Start of Records for this exercise
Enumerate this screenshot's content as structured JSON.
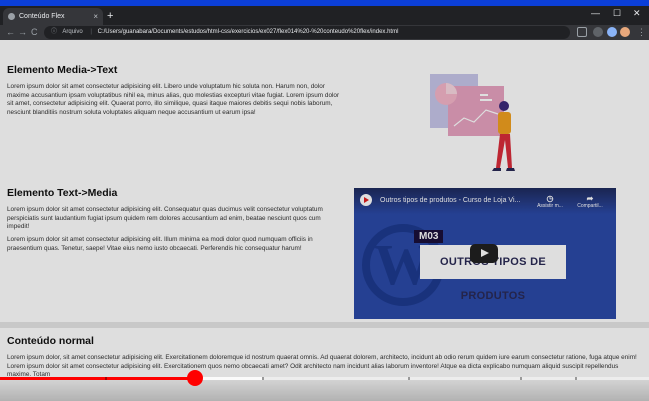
{
  "browser": {
    "tab_title": "Conteúdo Flex",
    "tab_close": "×",
    "new_tab": "+",
    "window_controls": {
      "minimize": "—",
      "maximize": "☐",
      "close": "✕"
    },
    "nav": {
      "back": "←",
      "forward": "→",
      "reload": "C"
    },
    "address_chip": "Arquivo",
    "url": "C:/Users/guanabara/Documents/estudos/html-css/exercicios/ex027/flex014%20-%20conteudo%20flex/index.html"
  },
  "sections": {
    "media_text": {
      "heading": "Elemento Media->Text",
      "paragraph": "Lorem ipsum dolor sit amet consectetur adipisicing elit. Libero unde voluptatum hic soluta non. Harum non, dolor maxime accusantium ipsam voluptatibus nihil ea, minus alias, quo molestias excepturi vitae fugiat. Lorem ipsum dolor sit amet, consectetur adipisicing elit. Quaerat porro, illo similique, quasi itaque maiores debitis sequi nobis laborum, nesciunt blanditiis nostrum soluta voluptates aliquam neque accusantium ut earum ipsa!"
    },
    "text_media": {
      "heading": "Elemento Text->Media",
      "paragraph1": "Lorem ipsum dolor sit amet consectetur adipisicing elit. Consequatur quas ducimus velit consectetur voluptatum perspiciatis sunt laudantium fugiat ipsum quidem rem dolores accusantium ad enim, beatae nesciunt quos cum impedit!",
      "paragraph2": "Lorem ipsum dolor sit amet consectetur adipisicing elit. Illum minima ea modi dolor quod numquam officiis in praesentium quas. Tenetur, saepe! Vitae eius nemo iusto obcaecati. Perferendis hic consequatur harum!"
    },
    "normal": {
      "heading": "Conteúdo normal",
      "paragraph": "Lorem ipsum dolor, sit amet consectetur adipisicing elit. Exercitationem doloremque id nostrum quaerat omnis. Ad quaerat dolorem, architecto, incidunt ab odio rerum quidem iure earum consectetur ratione, fuga atque enim! Lorem ipsum dolor sit amet consectetur adipisicing elit. Exercitationem quos nemo obcaecati amet? Odit architecto nam incidunt alias laborum inventore! Atque ea dicta explicabo numquam aliquid suscipit repellendus maxime. Totam"
    }
  },
  "video": {
    "title": "Outros tipos de produtos - Curso de Loja Vi...",
    "watch_later": "Assistir m...",
    "share": "Compartil...",
    "badge": "M03",
    "banner": "OUTROS TIPOS DE PRODUTOS",
    "wordpress_letter": "W"
  },
  "player": {
    "progress": 0.3
  },
  "colors": {
    "accent_red": "#ff0000",
    "page_blue": "#0b3fd8"
  }
}
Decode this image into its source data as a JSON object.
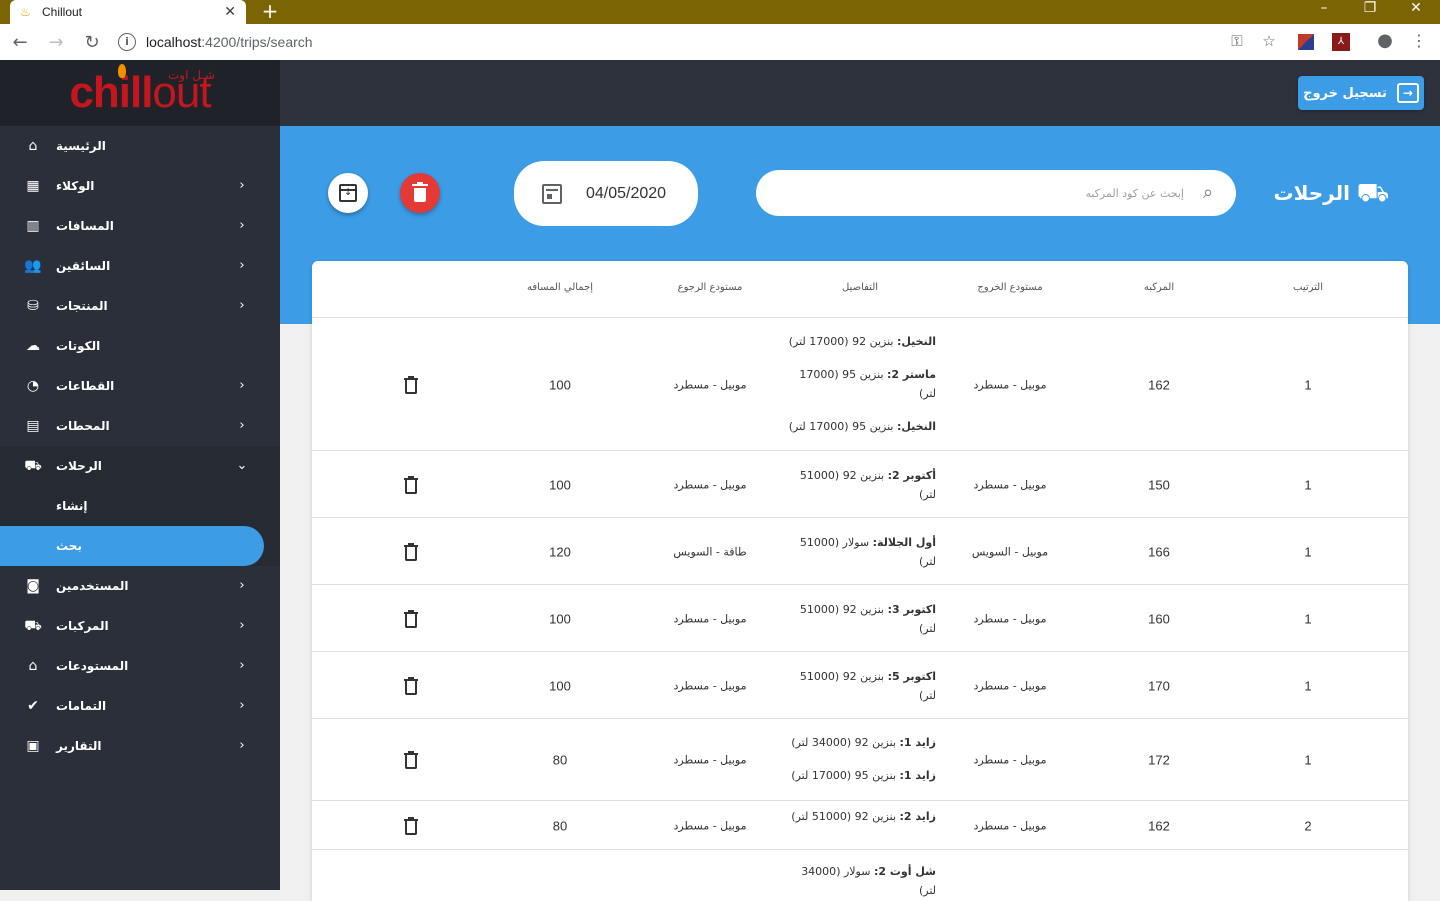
{
  "browser": {
    "tab_title": "Chillout",
    "url_host": "localhost",
    "url_rest": ":4200/trips/search"
  },
  "logo": {
    "chill": "chill",
    "out": "out",
    "arabic": "شـل اوت"
  },
  "sidebar": {
    "items": [
      {
        "label": "الرئيسية",
        "icon": "home-icon",
        "glyph": "⌂",
        "has_children": false
      },
      {
        "label": "الوكلاء",
        "icon": "agents-icon",
        "glyph": "▦",
        "has_children": true
      },
      {
        "label": "المسافات",
        "icon": "map-icon",
        "glyph": "▥",
        "has_children": true
      },
      {
        "label": "السائقين",
        "icon": "people-icon",
        "glyph": "👥",
        "has_children": true
      },
      {
        "label": "المنتجات",
        "icon": "products-icon",
        "glyph": "⛁",
        "has_children": true
      },
      {
        "label": "الكوتات",
        "icon": "cloud-icon",
        "glyph": "☁",
        "has_children": false
      },
      {
        "label": "القطاعات",
        "icon": "sectors-icon",
        "glyph": "◔",
        "has_children": true
      },
      {
        "label": "المحطات",
        "icon": "stations-icon",
        "glyph": "▤",
        "has_children": true
      },
      {
        "label": "الرحلات",
        "icon": "trips-icon",
        "glyph": "⛟",
        "has_children": true,
        "open": true
      },
      {
        "label": "المستخدمين",
        "icon": "users-icon",
        "glyph": "◙",
        "has_children": true
      },
      {
        "label": "المركبات",
        "icon": "truck-icon",
        "glyph": "⛟",
        "has_children": true
      },
      {
        "label": "المستودعات",
        "icon": "warehouse-icon",
        "glyph": "⌂",
        "has_children": true
      },
      {
        "label": "التمامات",
        "icon": "check-icon",
        "glyph": "✔",
        "has_children": true
      },
      {
        "label": "التقارير",
        "icon": "reports-icon",
        "glyph": "▣",
        "has_children": true
      }
    ],
    "trips_sub": [
      {
        "label": "إنشاء",
        "active": false
      },
      {
        "label": "بحث",
        "active": true
      }
    ]
  },
  "header": {
    "logout_label": "تسجيل خروج"
  },
  "page": {
    "title": "الرحلات",
    "search_placeholder": "إبحث عن كود المركبه",
    "date": "04/05/2020"
  },
  "table": {
    "headers": {
      "order": "الترتيب",
      "vehicle": "المركبه",
      "exit_depot": "مستودع الخروج",
      "details": "التفاصيل",
      "return_depot": "مستودع الرجوع",
      "total_distance": "إجمالي المسافه"
    },
    "rows": [
      {
        "order": "1",
        "vehicle": "162",
        "exit_depot": "موبيل - مسطرد",
        "return_depot": "موبيل - مسطرد",
        "distance": "100",
        "details": [
          {
            "station": "النخيل:",
            "text": " بنزين 92 (17000 لتر)"
          },
          {
            "station": "ماستر 2:",
            "text": " بنزين 95 (17000 لتر)"
          },
          {
            "station": "النخيل:",
            "text": " بنزين 95 (17000 لتر)"
          }
        ]
      },
      {
        "order": "1",
        "vehicle": "150",
        "exit_depot": "موبيل - مسطرد",
        "return_depot": "موبيل - مسطرد",
        "distance": "100",
        "details": [
          {
            "station": "أكتوبر 2:",
            "text": " بنزين 92 (51000 لتر)"
          }
        ]
      },
      {
        "order": "1",
        "vehicle": "166",
        "exit_depot": "موبيل - السويس",
        "return_depot": "طاقة - السويس",
        "distance": "120",
        "details": [
          {
            "station": "أول الجلالة:",
            "text": " سولار (51000 لتر)"
          }
        ]
      },
      {
        "order": "1",
        "vehicle": "160",
        "exit_depot": "موبيل - مسطرد",
        "return_depot": "موبيل - مسطرد",
        "distance": "100",
        "details": [
          {
            "station": "اكتوبر 3:",
            "text": " بنزين 92 (51000 لتر)"
          }
        ]
      },
      {
        "order": "1",
        "vehicle": "170",
        "exit_depot": "موبيل - مسطرد",
        "return_depot": "موبيل - مسطرد",
        "distance": "100",
        "details": [
          {
            "station": "اكتوبر 5:",
            "text": " بنزين 92 (51000 لتر)"
          }
        ]
      },
      {
        "order": "1",
        "vehicle": "172",
        "exit_depot": "موبيل - مسطرد",
        "return_depot": "موبيل - مسطرد",
        "distance": "80",
        "details": [
          {
            "station": "زايد 1:",
            "text": " بنزين 92 (34000 لتر)"
          },
          {
            "station": "زايد 1:",
            "text": " بنزين 95 (17000 لتر)"
          }
        ]
      },
      {
        "order": "2",
        "vehicle": "162",
        "exit_depot": "موبيل - مسطرد",
        "return_depot": "موبيل - مسطرد",
        "distance": "80",
        "details": [
          {
            "station": "زايد 2:",
            "text": " بنزين 92 (51000 لتر)"
          }
        ]
      },
      {
        "order": "",
        "vehicle": "",
        "exit_depot": "",
        "return_depot": "",
        "distance": "",
        "details": [
          {
            "station": "شل أوت 2:",
            "text": " سولار (34000 لتر)"
          }
        ]
      }
    ]
  }
}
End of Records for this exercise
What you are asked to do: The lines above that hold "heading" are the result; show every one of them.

The completed task:
      "heading": "Elemento Media->Text",
      "heading": "Elemento Text->Media",
      "heading": "Conteúdo normal",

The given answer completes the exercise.